Researchers demonstrate spoofing of GPS signal to take control of yacht

31 July 2013 (Last Updated July 31st, 2013 18:30)

Researchers at the University of Texas at Austin in the US have released details of a project that saw them take control of an $80m, 213ft yacht on the Mediterranean Sea using a custom-made GPS spoofing device.

White Rose of Drachs yacht

Researchers at the University of Texas at Austin in the US have released details of a project that saw them take control of an $80m, 213ft yacht on the Mediterranean Sea using a custom-made GPS spoofing device.

Spoofing is a technique that creates fake civil GPS signals to gain control of a vessel’s GPS receivers.

The project, led by assistant professor Todd Humphreys of the Department of Aerospace Engineering and Engineering Mechanics at the Cockrell School of Engineering, was aimed at measuring the difficulty of carrying out a spoofing attack at sea and to determine how easily sensors in the ship’s command room could identify the threat.

Humphreys said that with 90% of the world’s freight moving across the seas and a great deal of the world’s human transportation going across the skies, there needs to be a better understanding of the broader implications of GPS spoofing.

"I didn’t know, until we performed this experiment, just how possible it is to spoof a marine vessel and how difficult it is to detect this attack," Humphreys said.

The project was conducted in June this year on the yacht, called the White Rose of Drachs, where it traveled from Monaco to Rhodes, Greece, on the Mediterranean Sea.

The experiment took place about 30 miles off the coast of Italy as the yacht sailed in international waters.

Under the project, researchers broadcasted a faint ensemble of civil GPS signals from their spoofing device from the White Rose’s upper deck to the ship’s two GPS antennas.

The university said the team’s counterfeit signals slowly overpowered the authentic GPS signals until they ultimately obtained control of the ship’s navigation system.

Humphreys said, "The ship actually turned and we could all feel it, but the chart display and the crew saw only a straight line."

Researchers said after several such maneuvers, the yacht had been tricked onto a parallel track hundreds of meters from its intended one, allowing them to spoof the ship.

Humphreys said the experiment helps illustrate the wide gap between the capabilities of spoofing devices and what the transportation industry’s technology can detect.

UT Austin director of the Center for Transportation Research Chandra Bhat believes that the experiment highlights the vulnerability of the transportation sector to such attacks.

"The surprising ease with which Todd and his team were able to control a (multimillion) dollar yacht is evidence that we must invest much more in securing our transportation systems against potential spoofing," Bhat said.

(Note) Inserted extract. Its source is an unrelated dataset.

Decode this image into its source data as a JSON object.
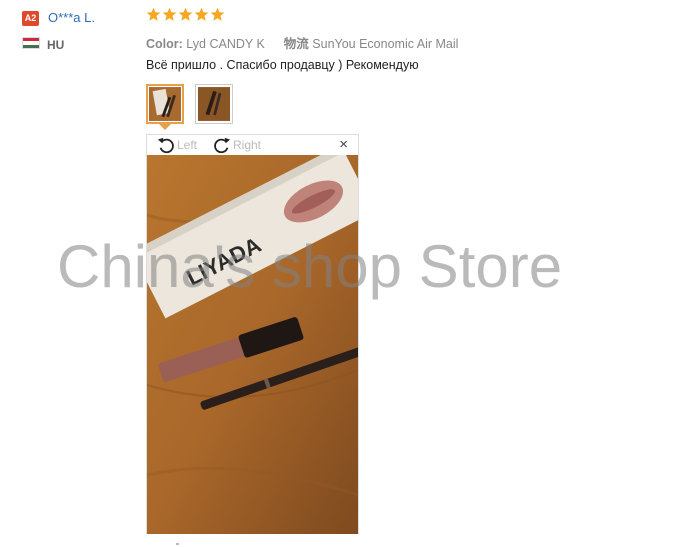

Image: The research was conducted on the White Rose of Drachs yacht. Photo: Courtesy of the University of Texas at Austin.